= PROBLEM TO SOLVE =
When a line of the entries contains "code", please list that line.

─── TASK INPUTS ───

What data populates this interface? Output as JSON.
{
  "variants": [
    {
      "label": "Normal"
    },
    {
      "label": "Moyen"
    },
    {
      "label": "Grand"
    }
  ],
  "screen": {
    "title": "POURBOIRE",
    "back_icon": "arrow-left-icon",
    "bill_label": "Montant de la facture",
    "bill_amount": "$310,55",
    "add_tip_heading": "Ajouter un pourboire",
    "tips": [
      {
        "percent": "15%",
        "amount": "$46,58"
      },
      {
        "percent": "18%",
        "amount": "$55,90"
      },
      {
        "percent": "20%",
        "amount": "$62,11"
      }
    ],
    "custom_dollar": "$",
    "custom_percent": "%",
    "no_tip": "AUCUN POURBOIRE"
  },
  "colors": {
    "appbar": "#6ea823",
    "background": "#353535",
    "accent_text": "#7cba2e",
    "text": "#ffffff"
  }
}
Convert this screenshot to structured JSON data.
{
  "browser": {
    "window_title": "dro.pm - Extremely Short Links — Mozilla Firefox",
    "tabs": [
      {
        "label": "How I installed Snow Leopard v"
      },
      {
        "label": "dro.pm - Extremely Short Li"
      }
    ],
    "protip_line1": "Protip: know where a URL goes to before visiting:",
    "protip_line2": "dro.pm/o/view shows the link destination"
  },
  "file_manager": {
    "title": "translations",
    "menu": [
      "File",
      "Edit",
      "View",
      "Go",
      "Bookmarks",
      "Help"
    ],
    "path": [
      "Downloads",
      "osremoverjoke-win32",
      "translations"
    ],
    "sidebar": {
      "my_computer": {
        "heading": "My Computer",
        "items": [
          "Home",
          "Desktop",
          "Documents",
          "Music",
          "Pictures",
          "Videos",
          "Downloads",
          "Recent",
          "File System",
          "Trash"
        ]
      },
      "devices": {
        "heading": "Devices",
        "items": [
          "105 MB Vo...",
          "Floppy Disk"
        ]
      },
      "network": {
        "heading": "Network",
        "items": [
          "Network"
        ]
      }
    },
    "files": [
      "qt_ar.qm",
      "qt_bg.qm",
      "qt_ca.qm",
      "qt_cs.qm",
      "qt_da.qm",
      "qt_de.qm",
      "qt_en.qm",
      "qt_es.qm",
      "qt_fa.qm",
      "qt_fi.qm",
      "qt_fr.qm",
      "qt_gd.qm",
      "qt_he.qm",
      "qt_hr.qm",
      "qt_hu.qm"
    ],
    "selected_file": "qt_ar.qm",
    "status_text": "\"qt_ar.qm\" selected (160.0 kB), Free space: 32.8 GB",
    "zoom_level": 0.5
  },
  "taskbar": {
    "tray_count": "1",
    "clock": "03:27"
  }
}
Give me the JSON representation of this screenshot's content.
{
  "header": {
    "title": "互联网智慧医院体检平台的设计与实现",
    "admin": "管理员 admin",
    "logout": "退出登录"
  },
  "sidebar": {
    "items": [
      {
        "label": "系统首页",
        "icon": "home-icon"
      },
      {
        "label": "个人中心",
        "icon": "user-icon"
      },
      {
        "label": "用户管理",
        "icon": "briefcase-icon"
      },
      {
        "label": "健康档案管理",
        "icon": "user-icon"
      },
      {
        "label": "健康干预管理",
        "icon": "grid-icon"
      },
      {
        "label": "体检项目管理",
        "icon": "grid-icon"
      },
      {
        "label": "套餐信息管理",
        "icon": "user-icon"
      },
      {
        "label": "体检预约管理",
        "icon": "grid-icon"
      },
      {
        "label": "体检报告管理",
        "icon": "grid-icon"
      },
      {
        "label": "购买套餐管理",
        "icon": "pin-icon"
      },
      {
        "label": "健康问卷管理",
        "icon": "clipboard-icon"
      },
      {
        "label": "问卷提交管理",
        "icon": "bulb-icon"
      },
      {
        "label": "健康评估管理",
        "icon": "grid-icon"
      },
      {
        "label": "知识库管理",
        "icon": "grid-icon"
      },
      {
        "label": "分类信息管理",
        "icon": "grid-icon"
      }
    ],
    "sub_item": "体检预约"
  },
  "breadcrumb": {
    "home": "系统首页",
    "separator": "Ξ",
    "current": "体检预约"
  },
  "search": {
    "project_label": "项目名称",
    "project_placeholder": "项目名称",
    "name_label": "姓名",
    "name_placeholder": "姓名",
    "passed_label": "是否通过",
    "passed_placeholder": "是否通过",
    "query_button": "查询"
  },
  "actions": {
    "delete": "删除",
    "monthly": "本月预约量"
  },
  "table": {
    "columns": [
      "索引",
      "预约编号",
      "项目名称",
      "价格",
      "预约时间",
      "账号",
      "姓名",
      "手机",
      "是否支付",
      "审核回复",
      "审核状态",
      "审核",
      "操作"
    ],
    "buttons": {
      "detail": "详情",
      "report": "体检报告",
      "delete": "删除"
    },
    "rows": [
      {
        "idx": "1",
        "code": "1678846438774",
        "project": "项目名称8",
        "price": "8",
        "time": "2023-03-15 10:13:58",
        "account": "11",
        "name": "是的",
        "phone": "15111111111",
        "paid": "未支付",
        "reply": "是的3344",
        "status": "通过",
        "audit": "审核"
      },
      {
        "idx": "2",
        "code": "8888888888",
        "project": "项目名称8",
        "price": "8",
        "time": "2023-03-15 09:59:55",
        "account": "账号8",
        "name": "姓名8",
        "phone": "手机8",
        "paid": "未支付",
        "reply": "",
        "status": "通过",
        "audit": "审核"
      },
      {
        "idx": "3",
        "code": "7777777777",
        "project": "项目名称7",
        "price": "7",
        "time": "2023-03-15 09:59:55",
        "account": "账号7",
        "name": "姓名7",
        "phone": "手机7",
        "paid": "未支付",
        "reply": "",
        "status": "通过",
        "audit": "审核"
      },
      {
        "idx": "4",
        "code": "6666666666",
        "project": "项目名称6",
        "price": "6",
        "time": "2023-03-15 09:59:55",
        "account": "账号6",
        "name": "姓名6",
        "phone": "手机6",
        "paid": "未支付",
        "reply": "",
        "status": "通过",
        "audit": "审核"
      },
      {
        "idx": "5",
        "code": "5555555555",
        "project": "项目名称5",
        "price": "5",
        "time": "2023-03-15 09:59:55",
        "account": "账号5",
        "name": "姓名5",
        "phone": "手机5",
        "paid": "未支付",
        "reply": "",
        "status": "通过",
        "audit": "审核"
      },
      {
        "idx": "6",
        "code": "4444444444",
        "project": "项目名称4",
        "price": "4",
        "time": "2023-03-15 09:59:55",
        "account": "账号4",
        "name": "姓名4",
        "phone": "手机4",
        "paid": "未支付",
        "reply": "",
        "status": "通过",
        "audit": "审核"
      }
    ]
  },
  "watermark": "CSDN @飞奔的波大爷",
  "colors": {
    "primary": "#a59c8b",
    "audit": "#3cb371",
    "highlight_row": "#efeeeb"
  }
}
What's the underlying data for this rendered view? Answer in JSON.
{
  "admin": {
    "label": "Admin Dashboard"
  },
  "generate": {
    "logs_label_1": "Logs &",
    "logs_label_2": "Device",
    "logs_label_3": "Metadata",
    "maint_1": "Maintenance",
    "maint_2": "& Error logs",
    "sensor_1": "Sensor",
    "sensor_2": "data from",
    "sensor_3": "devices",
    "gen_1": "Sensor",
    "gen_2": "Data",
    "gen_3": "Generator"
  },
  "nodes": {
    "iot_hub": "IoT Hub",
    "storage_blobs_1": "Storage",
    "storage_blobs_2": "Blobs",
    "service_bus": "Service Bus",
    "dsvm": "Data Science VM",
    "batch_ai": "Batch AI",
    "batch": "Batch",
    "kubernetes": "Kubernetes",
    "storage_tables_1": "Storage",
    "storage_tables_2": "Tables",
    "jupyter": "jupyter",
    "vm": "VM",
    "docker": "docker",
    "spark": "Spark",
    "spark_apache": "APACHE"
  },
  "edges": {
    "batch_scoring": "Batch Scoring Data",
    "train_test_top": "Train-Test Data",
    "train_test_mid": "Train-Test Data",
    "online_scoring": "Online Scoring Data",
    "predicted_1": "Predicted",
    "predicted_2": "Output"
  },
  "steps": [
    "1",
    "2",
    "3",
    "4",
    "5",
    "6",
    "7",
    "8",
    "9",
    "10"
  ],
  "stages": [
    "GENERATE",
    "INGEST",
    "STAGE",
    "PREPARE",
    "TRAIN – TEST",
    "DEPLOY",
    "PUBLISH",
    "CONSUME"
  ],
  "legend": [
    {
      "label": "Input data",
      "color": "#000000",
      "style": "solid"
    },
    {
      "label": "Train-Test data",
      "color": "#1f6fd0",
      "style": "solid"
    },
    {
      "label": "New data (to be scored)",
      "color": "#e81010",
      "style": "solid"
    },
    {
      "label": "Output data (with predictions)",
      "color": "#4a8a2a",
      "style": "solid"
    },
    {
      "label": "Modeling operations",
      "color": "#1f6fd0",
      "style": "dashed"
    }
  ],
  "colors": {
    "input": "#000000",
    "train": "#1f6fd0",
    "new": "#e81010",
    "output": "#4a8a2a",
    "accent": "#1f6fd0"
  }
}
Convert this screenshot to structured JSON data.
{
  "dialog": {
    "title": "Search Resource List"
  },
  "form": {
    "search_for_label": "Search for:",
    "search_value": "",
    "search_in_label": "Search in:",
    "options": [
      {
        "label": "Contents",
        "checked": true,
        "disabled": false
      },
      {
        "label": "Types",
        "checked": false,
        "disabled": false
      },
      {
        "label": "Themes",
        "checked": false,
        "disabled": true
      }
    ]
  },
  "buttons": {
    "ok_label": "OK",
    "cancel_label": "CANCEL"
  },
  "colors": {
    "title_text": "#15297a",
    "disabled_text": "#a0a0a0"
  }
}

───

= ANSWER FOR THIS EXERCISE =
        "code": "1678846438774",
        "code": "8888888888",
        "code": "7777777777",
        "code": "6666666666",
        "code": "5555555555",
        "code": "4444444444",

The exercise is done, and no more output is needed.